2 Timothy 2:2 ” You have heard me teach things that have been confirmed by many reliable witnesses. Now teach these truths to other trustworthy people who will be able to pass them on to others. “
The dicipleship group I am part of is the d4 group mentioned in the above figure. If we stay on the right track, we will disciple many people. The leader of my group was in a disciple group. Now she leads a disciple group. This is a one-year program. It is not for the faint. It is not something to fill our calendar with. It’s a sacrifice and commitment.

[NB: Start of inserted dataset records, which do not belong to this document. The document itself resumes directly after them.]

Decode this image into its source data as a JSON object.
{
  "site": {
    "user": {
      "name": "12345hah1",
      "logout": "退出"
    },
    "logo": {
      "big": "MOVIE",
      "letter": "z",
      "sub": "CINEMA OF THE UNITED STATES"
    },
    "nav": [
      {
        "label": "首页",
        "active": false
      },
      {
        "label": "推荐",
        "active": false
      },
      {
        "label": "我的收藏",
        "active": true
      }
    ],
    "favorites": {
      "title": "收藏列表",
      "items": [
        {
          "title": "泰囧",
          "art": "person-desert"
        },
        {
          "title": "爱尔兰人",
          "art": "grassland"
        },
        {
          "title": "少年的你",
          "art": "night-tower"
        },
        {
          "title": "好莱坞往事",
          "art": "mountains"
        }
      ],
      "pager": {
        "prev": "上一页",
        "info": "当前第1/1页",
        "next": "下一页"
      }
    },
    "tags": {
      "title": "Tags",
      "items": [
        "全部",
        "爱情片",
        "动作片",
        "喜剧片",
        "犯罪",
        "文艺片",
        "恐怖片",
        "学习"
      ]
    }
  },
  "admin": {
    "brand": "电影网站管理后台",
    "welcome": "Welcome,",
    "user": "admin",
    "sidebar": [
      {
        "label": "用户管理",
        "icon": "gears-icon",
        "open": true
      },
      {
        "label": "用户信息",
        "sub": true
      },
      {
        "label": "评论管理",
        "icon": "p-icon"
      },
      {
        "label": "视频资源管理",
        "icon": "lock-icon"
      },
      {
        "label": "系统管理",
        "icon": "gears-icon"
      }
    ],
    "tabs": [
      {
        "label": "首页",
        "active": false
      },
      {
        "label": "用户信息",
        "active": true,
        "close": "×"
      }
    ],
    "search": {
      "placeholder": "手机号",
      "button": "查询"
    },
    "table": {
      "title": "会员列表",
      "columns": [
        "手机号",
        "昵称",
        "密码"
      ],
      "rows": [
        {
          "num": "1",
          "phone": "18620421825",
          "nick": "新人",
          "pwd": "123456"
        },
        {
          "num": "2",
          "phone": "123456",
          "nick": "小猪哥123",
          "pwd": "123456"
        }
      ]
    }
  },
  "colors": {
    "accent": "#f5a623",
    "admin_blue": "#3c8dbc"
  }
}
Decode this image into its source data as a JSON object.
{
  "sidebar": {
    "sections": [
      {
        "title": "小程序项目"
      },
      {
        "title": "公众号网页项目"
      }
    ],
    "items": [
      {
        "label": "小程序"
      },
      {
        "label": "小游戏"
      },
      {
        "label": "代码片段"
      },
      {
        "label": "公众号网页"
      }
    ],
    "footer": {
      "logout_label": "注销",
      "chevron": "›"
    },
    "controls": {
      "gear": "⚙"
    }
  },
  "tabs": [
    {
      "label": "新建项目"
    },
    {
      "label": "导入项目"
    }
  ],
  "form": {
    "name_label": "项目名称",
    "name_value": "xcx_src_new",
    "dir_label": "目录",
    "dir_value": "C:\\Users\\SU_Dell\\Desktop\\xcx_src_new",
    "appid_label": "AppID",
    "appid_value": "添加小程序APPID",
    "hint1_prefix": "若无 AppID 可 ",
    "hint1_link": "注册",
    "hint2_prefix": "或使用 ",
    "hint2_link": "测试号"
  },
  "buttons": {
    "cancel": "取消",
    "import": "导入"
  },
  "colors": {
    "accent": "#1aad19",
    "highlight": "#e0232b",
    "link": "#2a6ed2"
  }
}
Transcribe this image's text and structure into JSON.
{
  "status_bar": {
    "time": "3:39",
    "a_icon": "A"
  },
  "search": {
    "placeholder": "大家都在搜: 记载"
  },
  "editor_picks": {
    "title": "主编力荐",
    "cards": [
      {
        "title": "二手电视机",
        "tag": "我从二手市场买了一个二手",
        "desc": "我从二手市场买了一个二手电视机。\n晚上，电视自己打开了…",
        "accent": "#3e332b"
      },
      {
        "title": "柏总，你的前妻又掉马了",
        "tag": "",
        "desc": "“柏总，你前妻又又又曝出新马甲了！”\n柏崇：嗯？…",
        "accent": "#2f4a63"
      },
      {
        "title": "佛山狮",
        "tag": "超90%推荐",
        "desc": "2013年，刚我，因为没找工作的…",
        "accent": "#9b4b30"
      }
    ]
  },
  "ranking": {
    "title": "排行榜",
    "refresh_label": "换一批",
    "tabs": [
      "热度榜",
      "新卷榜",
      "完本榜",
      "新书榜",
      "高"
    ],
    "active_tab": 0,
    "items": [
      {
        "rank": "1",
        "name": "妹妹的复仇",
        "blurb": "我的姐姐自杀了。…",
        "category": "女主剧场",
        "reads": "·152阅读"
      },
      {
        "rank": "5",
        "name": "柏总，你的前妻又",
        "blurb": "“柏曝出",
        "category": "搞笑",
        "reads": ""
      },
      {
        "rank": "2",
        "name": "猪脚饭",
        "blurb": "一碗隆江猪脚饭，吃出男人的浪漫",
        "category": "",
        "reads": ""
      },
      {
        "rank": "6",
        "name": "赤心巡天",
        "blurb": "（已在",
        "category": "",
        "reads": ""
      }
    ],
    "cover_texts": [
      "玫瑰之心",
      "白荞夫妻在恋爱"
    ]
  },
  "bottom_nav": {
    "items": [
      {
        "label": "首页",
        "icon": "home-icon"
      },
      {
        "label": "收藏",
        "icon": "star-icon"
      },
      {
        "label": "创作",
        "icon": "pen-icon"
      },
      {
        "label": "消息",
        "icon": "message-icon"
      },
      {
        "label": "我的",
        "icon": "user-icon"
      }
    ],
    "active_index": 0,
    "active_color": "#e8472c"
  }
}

It is not like I have nothing else to do. I certainly don’t need to add anything else to my plate. I was asked to join a women’s Bible study that I turned down. However, this discipleship group I was willing to make adjustments for, because I realize how important being a disciple is in my walk with Jesus Christ.
Our small group of four might not make it the full year. We might dwindle down to three or two. That’s because it is not easy to follow Christ. We all want to be Christians, but how many of us really want to be a disciple? The word Christian appears in the Bible three times (Acts 11:26, Acts 26:28, 1 Peter 4:16). However, the word disciple appears 269 times in the New Testament. Jesus came to make disciples. Next year after I complete my discipleship group, I will then lead a group for a year. Then the women I disciple will lead a group, and the cycle continues, as we continue to learn and teach others. New Christians are less likely to leave church or walk away from Jesus Christ when someone else has invested into their lives.
Sure – I love to write. I pray for my blog and for my readers. However, when it is all said and done, my true discipleship comes when I personally sacrifice my life as a disciple, and when I invest in the lives of other Christians.
A disciple is a leaner who is committed to growing and learning. Are you a disciple of Jesus Christ?
“God did not call me to be successful, He called me to be faithful.” Mother Teresa